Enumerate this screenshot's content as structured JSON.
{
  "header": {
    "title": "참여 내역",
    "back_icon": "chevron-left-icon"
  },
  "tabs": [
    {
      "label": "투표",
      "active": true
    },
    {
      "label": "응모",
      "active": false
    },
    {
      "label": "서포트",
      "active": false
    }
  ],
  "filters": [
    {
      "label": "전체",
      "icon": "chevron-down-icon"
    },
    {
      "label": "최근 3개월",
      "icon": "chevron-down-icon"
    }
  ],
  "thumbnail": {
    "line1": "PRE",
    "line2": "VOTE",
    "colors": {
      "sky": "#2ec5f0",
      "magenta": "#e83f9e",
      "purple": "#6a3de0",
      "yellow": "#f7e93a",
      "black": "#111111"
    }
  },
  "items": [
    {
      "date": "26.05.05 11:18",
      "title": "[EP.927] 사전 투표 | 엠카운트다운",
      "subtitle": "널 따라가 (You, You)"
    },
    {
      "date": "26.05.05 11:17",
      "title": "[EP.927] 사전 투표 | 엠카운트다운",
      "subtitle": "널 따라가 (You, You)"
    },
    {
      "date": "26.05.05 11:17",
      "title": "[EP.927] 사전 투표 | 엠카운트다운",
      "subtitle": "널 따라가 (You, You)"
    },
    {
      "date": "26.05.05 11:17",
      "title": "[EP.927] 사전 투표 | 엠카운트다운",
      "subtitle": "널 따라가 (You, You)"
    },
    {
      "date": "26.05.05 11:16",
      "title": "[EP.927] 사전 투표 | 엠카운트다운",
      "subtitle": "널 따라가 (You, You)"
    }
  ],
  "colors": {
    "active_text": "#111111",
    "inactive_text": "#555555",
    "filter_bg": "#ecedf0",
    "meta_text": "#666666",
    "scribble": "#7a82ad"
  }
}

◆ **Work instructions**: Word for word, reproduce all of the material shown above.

◆ **Finished exercise**:
Enumerate this screenshot's content as structured JSON.
{
  "header": {
    "title": "참여 내역",
    "back_icon": "chevron-left-icon"
  },
  "tabs": [
    {
      "label": "투표",
      "active": true
    },
    {
      "label": "응모",
      "active": false
    },
    {
      "label": "서포트",
      "active": false
    }
  ],
  "filters": [
    {
      "label": "전체",
      "icon": "chevron-down-icon"
    },
    {
      "label": "최근 3개월",
      "icon": "chevron-down-icon"
    }
  ],
  "thumbnail": {
    "line1": "PRE",
    "line2": "VOTE",
    "colors": {
      "sky": "#2ec5f0",
      "magenta": "#e83f9e",
      "purple": "#6a3de0",
      "yellow": "#f7e93a",
      "black": "#111111"
    }
  },
  "items": [
    {
      "date": "26.05.05 11:18",
      "title": "[EP.927] 사전 투표 | 엠카운트다운",
      "subtitle": "널 따라가 (You, You)"
    },
    {
      "date": "26.05.05 11:17",
      "title": "[EP.927] 사전 투표 | 엠카운트다운",
      "subtitle": "널 따라가 (You, You)"
    },
    {
      "date": "26.05.05 11:17",
      "title": "[EP.927] 사전 투표 | 엠카운트다운",
      "subtitle": "널 따라가 (You, You)"
    },
    {
      "date": "26.05.05 11:17",
      "title": "[EP.927] 사전 투표 | 엠카운트다운",
      "subtitle": "널 따라가 (You, You)"
    },
    {
      "date": "26.05.05 11:16",
      "title": "[EP.927] 사전 투표 | 엠카운트다운",
      "subtitle": "널 따라가 (You, You)"
    }
  ],
  "colors": {
    "active_text": "#111111",
    "inactive_text": "#555555",
    "filter_bg": "#ecedf0",
    "meta_text": "#666666",
    "scribble": "#7a82ad"
  }
}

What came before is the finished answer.